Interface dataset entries

+ + + + + + +

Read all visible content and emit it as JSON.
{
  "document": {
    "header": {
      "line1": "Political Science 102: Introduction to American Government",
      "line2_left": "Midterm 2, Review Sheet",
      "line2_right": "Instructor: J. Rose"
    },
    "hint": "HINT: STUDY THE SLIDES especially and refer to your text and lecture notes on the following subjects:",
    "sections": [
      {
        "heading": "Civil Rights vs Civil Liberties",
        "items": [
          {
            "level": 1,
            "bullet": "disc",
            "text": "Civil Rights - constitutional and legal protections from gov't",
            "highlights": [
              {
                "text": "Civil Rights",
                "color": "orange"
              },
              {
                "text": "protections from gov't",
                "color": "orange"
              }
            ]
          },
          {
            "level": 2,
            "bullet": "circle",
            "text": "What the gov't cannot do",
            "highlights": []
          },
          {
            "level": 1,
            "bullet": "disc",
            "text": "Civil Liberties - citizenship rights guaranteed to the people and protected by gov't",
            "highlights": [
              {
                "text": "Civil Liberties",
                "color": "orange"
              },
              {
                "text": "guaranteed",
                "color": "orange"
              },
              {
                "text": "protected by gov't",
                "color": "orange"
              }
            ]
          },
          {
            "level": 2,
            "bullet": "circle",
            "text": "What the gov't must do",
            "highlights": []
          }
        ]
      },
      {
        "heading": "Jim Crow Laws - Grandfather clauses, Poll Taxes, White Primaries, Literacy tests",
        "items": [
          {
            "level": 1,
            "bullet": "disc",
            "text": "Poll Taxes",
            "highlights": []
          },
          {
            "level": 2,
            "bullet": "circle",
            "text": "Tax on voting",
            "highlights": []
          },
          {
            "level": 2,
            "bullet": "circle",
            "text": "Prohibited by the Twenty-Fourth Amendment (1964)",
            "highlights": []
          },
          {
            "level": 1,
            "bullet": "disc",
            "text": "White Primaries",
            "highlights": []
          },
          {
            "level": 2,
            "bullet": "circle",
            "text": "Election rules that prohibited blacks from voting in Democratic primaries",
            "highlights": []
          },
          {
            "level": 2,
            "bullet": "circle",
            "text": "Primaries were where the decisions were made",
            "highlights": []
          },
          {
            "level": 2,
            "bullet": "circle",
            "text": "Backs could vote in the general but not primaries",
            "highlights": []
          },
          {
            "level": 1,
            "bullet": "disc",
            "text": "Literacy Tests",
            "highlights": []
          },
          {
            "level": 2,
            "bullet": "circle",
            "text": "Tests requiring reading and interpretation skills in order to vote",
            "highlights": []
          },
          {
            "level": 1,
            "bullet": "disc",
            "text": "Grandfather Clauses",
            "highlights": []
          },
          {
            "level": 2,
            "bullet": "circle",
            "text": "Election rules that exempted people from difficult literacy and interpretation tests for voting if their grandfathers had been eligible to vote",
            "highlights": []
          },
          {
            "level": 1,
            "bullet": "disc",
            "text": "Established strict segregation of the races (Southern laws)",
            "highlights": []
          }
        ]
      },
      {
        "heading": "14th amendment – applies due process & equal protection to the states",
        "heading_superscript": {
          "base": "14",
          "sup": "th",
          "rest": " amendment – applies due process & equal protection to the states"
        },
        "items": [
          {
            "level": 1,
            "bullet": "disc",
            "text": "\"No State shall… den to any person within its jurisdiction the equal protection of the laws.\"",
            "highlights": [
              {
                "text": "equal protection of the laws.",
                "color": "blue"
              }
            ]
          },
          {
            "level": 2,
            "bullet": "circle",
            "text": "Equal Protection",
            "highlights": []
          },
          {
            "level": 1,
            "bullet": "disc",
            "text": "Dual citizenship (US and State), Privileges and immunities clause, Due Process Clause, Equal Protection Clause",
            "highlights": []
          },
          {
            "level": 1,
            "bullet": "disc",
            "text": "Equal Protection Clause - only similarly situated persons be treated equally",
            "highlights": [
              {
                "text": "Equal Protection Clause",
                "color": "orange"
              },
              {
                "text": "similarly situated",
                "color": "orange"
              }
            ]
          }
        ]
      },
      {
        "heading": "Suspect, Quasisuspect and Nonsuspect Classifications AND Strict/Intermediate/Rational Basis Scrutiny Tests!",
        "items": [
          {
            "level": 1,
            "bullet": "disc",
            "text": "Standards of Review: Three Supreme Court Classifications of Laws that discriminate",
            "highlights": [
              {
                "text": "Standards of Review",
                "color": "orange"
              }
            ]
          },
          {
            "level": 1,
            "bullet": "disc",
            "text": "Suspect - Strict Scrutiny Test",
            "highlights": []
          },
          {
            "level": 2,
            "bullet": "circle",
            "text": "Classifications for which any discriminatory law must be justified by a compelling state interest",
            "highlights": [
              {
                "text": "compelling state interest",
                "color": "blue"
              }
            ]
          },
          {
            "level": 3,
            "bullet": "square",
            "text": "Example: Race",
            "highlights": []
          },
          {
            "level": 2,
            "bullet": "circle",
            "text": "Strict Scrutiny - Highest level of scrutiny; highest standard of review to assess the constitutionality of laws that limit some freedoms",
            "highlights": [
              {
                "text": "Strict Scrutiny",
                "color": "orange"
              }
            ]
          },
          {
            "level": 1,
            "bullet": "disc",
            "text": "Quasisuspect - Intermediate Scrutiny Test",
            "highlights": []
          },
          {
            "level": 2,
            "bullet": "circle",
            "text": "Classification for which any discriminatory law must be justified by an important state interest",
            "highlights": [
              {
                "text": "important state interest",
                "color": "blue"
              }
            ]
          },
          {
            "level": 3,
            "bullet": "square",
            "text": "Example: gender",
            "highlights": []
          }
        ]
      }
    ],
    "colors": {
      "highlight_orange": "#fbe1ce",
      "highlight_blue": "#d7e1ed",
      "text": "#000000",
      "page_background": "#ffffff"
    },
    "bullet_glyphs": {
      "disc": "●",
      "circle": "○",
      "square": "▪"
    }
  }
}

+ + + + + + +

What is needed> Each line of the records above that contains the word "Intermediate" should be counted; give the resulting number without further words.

Answer section> 2